Addressing the Future of Automation in Today’s Workforce
15 Nov, 2019
Josh Hundt, Executive Vice President & Chief Business Development Officer, Michigan Economic Development Corporation
The global marketplace is continuing to evolve through automation, requiring businesses and workforce alike to remain flexible in this ever-changing economic environment. As the demand for high-tech engineering and manufacturing talent continues to grow, strengthening Michigan’s talent pipeline has been a top priority.
Thankfully, Michigan is already home to the highest concentration of engineering talent in the nation. And in 2019, our state was recognized for the strength of its workforce, being ranked in Business Facilities’ top 10 lists for our manufacturing, IT and cybersecurity talent, in addition to being recognized as first in the nation for our continued automotive manufacturing expertise.
Yet, as the Fourth Industrial Revolution emerges and technology is able to execute basic functions, there is no denying that certain job tasks across all these industries will become automated, meaning Michigan must be strategic in preparing its workforce to adapt. According to the World Economic Forum, 65 percent of children entering primary school today will ultimately end up working in completely new fields that do not currently exist.
That is why Michigan is taking proactive steps today to fill this skills gap and help workers compete in the future job market. Through programs like the MI Opportunity Scholarship, qualified high school graduates can receive two years of debt-free community college or two years of tuition assistance at non-profit, four-year schools. For adults, there is also the MI Reconnect program – a workforce development initiative that will create a tuition-free pathway for Michigan residents to receive in-demand industry certificates or associate degrees.
Michigan is proud to be home to nationally ranked universities and a strong community college ecosystem that is helping train today’s young people for future opportunities. In 2017, Michigan’s 129 regional institutions provided more than 28,000 STEM degrees, including more than 16,000 bachelor’s degrees, more than 6,000 graduate degrees, and more than 1,000 doctorate degrees. Michigan placed in the top 10 nationwide for the number of STEM degrees completed each year, highlighting our commitment to preparing the next generation of high-tech talent.
Along with higher education comes a need to ensure young people and working adults can access training and workforce development tools needed to support future in-demand skills. This is strengthened by the feedback MEDC receives from companies that are considering locating or expanding in Michigan, which consistently cite access to talent as their greatest concern. Already, Governor Gretchen Whitmer has made this a top priority for her administration, laying out statewide goals to increase the number of Michiganders with a post-secondary credential to 60 percent by 2030, strengthening the state’s current talent pool and giving companies the confidence that the talent they need is available here in Michigan.

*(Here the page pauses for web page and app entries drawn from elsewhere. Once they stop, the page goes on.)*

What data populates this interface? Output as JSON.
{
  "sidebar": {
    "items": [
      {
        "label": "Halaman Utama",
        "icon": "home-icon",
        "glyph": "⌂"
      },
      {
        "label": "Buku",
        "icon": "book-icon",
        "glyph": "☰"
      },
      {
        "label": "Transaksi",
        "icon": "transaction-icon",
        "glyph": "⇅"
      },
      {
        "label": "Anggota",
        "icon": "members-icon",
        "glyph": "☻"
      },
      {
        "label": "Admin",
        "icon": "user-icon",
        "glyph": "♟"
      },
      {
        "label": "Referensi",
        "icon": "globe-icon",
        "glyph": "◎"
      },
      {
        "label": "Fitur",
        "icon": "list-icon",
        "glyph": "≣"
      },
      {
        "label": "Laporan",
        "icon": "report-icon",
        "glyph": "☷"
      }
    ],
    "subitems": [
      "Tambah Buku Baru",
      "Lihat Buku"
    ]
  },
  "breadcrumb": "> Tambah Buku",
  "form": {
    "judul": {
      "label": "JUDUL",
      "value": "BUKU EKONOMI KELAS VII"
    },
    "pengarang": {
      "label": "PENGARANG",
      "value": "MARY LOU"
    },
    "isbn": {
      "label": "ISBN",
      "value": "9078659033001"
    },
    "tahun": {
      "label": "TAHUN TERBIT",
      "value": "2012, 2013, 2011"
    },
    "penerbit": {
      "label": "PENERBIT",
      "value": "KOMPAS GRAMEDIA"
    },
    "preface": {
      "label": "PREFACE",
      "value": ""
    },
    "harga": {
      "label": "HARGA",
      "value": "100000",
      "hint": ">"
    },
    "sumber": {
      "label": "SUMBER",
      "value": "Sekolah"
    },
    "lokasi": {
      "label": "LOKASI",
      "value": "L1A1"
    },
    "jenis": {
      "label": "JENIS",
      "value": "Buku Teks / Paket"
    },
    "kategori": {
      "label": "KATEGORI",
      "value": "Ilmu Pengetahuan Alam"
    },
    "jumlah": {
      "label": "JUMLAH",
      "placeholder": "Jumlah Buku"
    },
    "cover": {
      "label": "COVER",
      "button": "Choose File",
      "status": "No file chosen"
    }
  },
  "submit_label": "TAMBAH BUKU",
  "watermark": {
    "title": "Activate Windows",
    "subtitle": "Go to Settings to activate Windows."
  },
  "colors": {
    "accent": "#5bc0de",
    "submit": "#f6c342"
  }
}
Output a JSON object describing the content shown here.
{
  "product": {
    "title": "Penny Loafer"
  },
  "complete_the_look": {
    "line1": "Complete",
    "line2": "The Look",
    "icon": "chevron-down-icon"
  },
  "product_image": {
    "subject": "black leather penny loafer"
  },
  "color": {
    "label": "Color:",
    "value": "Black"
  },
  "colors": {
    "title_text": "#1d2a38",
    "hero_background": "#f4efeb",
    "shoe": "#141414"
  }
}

With a strong economy and business climate in Michigan, now is the time to invest in our talent to help us become more competitive in attracting businesses and building the infrastructure needed to create more equitable opportunities in all corners of the state.